Tuesday, October 16, 2012
Free energy audit to help Glenvar Elementary School cut costs
An audit team praised Glenvar Elementary School's conservation efforts already in place.
Photos by Kyle Green | The Roanoke Times
Stephen Knox, with Roanoke Cement Co., uses a light meter to record foot-candles of light inside a classroom at Glenvar Elementary School during an energy audit at the school Monday. The audit was free to the school because of its involvement in the Green Schools Challenge.
Steve Sunderman, architect and president of Terrazia, said the audits will provide suggestions that could cut energy cost for schools.
Ten-year-old Jamie Burton said she thinks a million dollars is a lot of money. The Glenvar Elementary School fifth-grader guessed that's how much Roanoke County schools spends annually on electricity, gas and water.
Director of Operations Marty Misicko said the school division actually spends closer to $2 million per year on utilities.
"If you can save just a little bit ... 10 percent even, that would be $200,000," Steve Sunderman, a Roanoke architect, told a small group of Glenvar students Monday morning.
Electrical engineer Stephen Knox and mechanical engineer Raymond Slaughter, both from Roanoke Cement Co., joined Sunderman to conduct an energy audit of the school. Glenvar is one of four public schools in Southwest Virginia receiving free audits through the U.S. Green Building Council Green Schools Challenges.
"The idea is to look at the schools and give suggestions," Sunderman said.
The audit team met with students to discuss energy conservation before taking a tour of the facility and examining its operating systems. The trio praised several conservation measures already in place from a previously enacted energy performance contract, including:
-- Heating and cooling system controls that can be regulated from a central office computer.
-- Replacing light bulbs and ballasts with more efficient products.
-- Installing water restrictive faucet valves to reduce the flow rate.
-- Equipping soda machines with vending misers, which are motion sensors used to kick the machines into conservation mode.
"If no one uses the machine from 4 p.m., it [the vending miser] cuts down on the energy used. Not to let the sodas get warm but so the compressor doesn't kick on," Misicko said.
According to Tufts University's Office of Sustainability website, a vending miser in a pilot program there saved 33 kilowatt-hours in a week -- about half as many as a machine without a vending miser used in a week. A quick Web search indicates the devices sell for $130 to $200 each.
"As far as what they're already doing, a lot of what they're doing is fantastic," Knox said during the audit.
He pointed to a couple of doors where daylight could be seen in the gap between the door and the floor. Knox said one recommendation he planned to make is the installation or replacement of weather stripping around exterior doors.
"That's a real inexpensive thing," Knox said.
Slaughter was impressed with the condition of the pipe insulation in the boiler room.
"This is dry, not wet. And well-wrapped," he said. "It is very easy to get wet, and people just let it go."

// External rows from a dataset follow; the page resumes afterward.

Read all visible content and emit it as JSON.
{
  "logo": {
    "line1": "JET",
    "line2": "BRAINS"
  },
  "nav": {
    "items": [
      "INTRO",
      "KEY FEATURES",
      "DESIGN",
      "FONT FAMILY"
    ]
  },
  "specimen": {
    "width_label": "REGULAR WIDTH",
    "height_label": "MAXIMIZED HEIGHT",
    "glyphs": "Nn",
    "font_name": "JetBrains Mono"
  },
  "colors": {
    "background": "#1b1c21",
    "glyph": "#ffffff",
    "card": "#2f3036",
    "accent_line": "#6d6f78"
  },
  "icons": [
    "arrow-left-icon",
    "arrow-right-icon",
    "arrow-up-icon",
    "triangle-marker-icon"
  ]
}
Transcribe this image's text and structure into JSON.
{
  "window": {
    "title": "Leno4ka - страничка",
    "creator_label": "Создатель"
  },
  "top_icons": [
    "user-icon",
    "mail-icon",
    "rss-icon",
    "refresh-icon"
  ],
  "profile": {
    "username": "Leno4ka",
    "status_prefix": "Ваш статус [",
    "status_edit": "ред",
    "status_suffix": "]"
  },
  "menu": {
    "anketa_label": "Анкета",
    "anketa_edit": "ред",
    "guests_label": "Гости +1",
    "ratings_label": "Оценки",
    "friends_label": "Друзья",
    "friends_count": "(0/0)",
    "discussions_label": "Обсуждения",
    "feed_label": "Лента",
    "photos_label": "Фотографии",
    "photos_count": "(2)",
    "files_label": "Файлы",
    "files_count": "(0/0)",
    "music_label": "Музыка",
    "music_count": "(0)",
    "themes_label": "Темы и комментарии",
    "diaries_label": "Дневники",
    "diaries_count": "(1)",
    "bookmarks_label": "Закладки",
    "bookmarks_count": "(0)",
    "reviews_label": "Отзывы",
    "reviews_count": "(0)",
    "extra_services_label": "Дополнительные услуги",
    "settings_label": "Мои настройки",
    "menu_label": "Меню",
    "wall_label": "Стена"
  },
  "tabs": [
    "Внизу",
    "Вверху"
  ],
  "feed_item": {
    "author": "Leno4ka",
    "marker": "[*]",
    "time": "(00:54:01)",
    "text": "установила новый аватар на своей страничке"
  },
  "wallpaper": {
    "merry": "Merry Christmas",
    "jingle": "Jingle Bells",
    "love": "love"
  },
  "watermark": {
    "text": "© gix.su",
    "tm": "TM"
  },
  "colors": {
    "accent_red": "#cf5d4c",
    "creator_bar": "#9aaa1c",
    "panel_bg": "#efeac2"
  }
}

Slaughter said he may recommend the school install timers on the drinking fountains to keep the units' small air compressors from running all night when the school is unoccupied. While the recommendation may come with an upfront cost, there is a potential for long-term savings, he said.
The audit team will compile its findings and make recommendations to the student team.
"We would like you to find a way to share it with the rest of the school and the school board," Sunderman told the students Monday.
Glenvar Elementary was built in 1959 and there were additions in the 1960s and 1970s, according to Principal Danny Guard.